Within the material below, count each line holding the string "name" and return the total alone.

****************

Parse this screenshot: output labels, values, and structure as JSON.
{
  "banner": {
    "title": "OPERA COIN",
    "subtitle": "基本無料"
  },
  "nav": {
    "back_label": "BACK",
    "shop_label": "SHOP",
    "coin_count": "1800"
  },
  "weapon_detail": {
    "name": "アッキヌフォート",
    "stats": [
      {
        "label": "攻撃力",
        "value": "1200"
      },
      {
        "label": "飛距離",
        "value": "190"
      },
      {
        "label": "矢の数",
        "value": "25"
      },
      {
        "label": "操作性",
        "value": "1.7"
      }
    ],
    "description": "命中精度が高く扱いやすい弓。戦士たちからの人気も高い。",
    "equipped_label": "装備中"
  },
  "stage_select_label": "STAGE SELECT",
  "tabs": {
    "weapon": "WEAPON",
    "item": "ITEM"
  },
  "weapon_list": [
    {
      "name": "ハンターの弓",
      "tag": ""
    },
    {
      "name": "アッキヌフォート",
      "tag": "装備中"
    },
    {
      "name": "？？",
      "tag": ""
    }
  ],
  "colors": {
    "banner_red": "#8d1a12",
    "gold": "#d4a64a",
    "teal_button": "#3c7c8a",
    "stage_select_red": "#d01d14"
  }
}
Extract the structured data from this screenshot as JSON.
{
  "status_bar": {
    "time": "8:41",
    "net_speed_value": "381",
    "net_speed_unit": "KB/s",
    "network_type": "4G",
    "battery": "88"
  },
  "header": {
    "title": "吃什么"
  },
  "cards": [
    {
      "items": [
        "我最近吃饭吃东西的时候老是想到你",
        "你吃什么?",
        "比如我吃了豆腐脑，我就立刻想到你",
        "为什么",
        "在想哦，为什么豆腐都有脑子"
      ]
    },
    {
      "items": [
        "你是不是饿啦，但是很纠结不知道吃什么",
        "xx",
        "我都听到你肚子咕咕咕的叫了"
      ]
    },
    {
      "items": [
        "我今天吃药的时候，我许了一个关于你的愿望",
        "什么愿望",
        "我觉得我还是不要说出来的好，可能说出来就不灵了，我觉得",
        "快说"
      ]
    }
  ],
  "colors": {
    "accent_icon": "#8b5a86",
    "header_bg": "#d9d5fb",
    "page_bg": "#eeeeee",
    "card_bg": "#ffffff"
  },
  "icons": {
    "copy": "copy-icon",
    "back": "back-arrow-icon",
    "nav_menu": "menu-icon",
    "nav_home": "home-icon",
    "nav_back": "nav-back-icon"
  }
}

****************

### FINISHED TASK:
4